A True Story of Online FriendshipPosted: July 20, 2010 | |
When Alison stopped by our office and told us this story, we knew it was a great example of the power of online ties, and we’re very happy she agreed to write a guest post for us…
A few weeks ago I hopped on a plane for San Francisco to visit one of my dearest friends Elizabeth (@ElizabethPW). She had a sick little girl in the hospital to take care of, and as I would for any of my friends, I wanted to be there for her. I didn’t do anything special. I delivered coffee, kept them company, shared in collective stress, laughter, frustration, joy and fear. I gave as much space as I could, while keeping close enough to be on call. I stayed as long as I was able and then I went home.
An ordinary story of friendship.
What is special about my story is that a year ago I didn’t know Elizabeth and that since meeting we have only been in the same room a handful of times. Our entire friendship, from who introduced us, to how we met and have gotten to know one another, to how I was able to get on that plane, are all the result of the time we have spent connecting online.
I live online.

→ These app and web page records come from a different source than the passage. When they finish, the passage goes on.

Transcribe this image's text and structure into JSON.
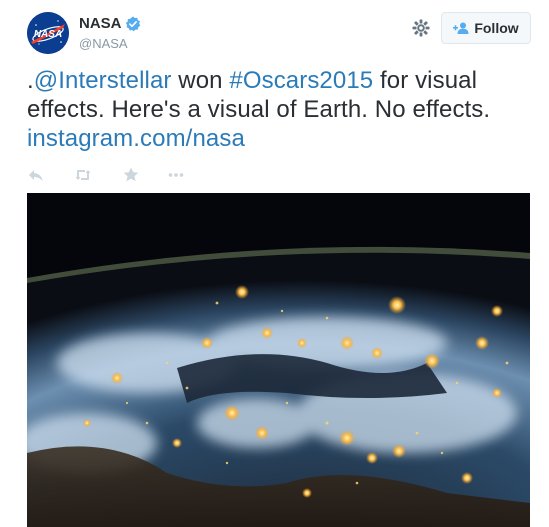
{
  "user": {
    "name": "NASA",
    "handle": "@NASA",
    "avatar_text": "NASA"
  },
  "follow_button": {
    "label": "Follow"
  },
  "tweet": {
    "prefix": ".",
    "mention": "@Interstellar",
    "text_mid1": " won ",
    "hashtag": "#Oscars2015",
    "text_mid2": " for visual effects. Here's a visual of Earth. No effects. ",
    "link": "instagram.com/nasa"
  },
  "colors": {
    "link": "#2b7bb9",
    "verified": "#55acee",
    "text": "#292f33",
    "muted": "#8899a6",
    "action_icon": "#ccd6dd"
  },
  "icons": [
    "verified-badge-icon",
    "gear-icon",
    "follow-person-icon",
    "reply-icon",
    "retweet-icon",
    "favorite-star-icon",
    "more-icon"
  ]
}
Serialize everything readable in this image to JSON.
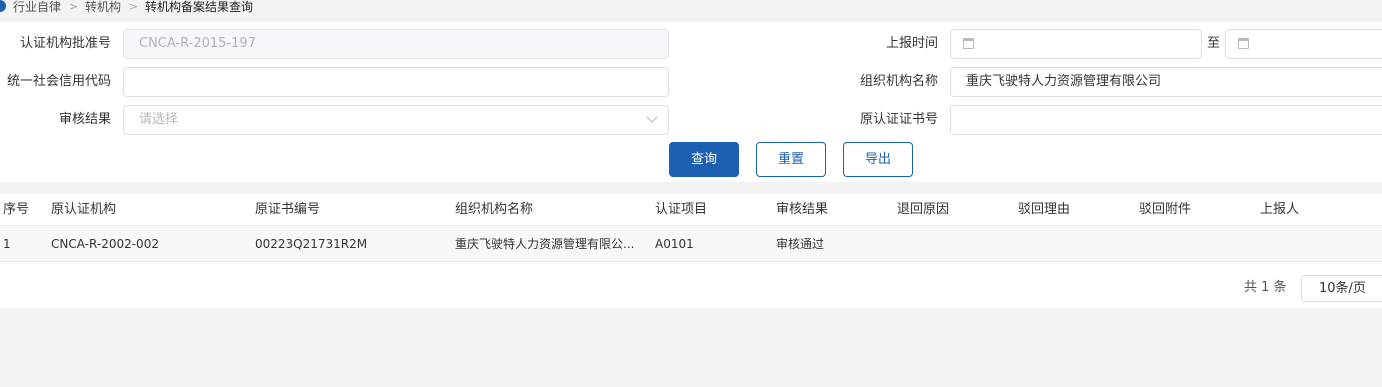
{
  "breadcrumb": {
    "items": [
      "行业自律",
      "转机构",
      "转机构备案结果查询"
    ],
    "separator": ">"
  },
  "form": {
    "approval_no": {
      "label": "认证机构批准号",
      "value": "CNCA-R-2015-197"
    },
    "report_time": {
      "label": "上报时间",
      "to_label": "至"
    },
    "credit_code": {
      "label": "统一社会信用代码",
      "value": ""
    },
    "org_name": {
      "label": "组织机构名称",
      "value": "重庆飞驶特人力资源管理有限公司"
    },
    "review_result": {
      "label": "审核结果",
      "placeholder": "请选择"
    },
    "orig_cert_no": {
      "label": "原认证证书号",
      "value": ""
    }
  },
  "buttons": {
    "query": "查询",
    "reset": "重置",
    "export": "导出"
  },
  "table": {
    "columns": [
      "序号",
      "原认证机构",
      "原证书编号",
      "组织机构名称",
      "认证项目",
      "审核结果",
      "退回原因",
      "驳回理由",
      "驳回附件",
      "上报人"
    ],
    "rows": [
      {
        "index": "1",
        "orig_org": "CNCA-R-2002-002",
        "cert_no": "00223Q21731R2M",
        "org_name": "重庆飞驶特人力资源管理有限公...",
        "project": "A0101",
        "result": "审核通过",
        "return_reason": "",
        "reject_reason": "",
        "reject_attachment": "",
        "reporter": ""
      }
    ]
  },
  "pagination": {
    "total_text": "共 1 条",
    "page_size": "10条/页"
  },
  "colors": {
    "primary": "#1d5fb0",
    "border": "#dcdfe6",
    "background": "#f2f3f2"
  },
  "icons": {
    "date": "calendar-icon",
    "select": "chevron-down-icon",
    "breadcrumb_sep": "chevron-right-icon"
  }
}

I am one of those people who never leave their phone at home and who won’t buy a purse my laptop can’t fit in. I would recognize Pete Cashmore before LeBron James. I don’t rest, I unplug. So, in March of 2009, when I learned about Twitter and opened my account, it was just like one of the many other sites I belong to. Like everyone else who finds an online home there, it took some time to figure things out and find the people I was looking for. But I did, and it has been an amazing experience.
I found these amazing people by giving. I gave time, I was myself, I cared and I chatted. I got to know people. I built relationships online, that I never would have otherwise. I have tweeted almost 20,000 times, more than 75% of those are @ replies, which means they are conversations. If you find me on Twitter and say hi (which I hope you will), you will see me talking about parenting, business, music, and the day-to-day stuff that makes life great. People make fun of Twitter for the random stuff. Tweets about what you had for lunch or something your kid does. But I don’t buy that. Life is random stuff. Human stuff. We connect over the sequences and surprises that are life.
Because of Twitter I can go almost anywhere and know someone. I have a trusted resource to ask questions and get referrals. Because of Twitter, I count brilliant authors, business people, adventurers, academics and philanthropists as my friends. I found a community of parents and entrepreneurs – both wonderful, challenging and often isolating things to do – to share my journey. I met my very best friend and work buddy Scott (@unmarketing) through Twitter. Changed my life.
Because of Twitter, my business has access to thousands of opinions. A community made up of my customers, supporters and peers. A way to listen to what my market is saying about us (and our competition) and find out what they are looking for in new and existing products. I have the unique ability to answer questions, concerns and compliments with a personal reply that can be shared and seen exponentially.
Because of Twitter, I have met some of the most amazing and supportive people that I have ever known. And it is because of Twitter, that I was able to make that trip July 3rd to practice friendship, using a free ticket to San Francisco I was given by Klout and Virgin America. That is why I was able to hop on a plane to visit my “online” friend and be there for her in real life. And I am so truly grateful for it.
Real relationships can happen online. Great people are waiting. All you have to do is jump in, be yourself and say hi.
Alison is a mother and owner of Nummies Nursing Bras. She is a writer, hot yoga addict, reluctant runner and passionate about making moms and moms-to-be feel beautiful. You can learn more about Alison by reading her blog and check out Nummies stuff at www.nummies.com.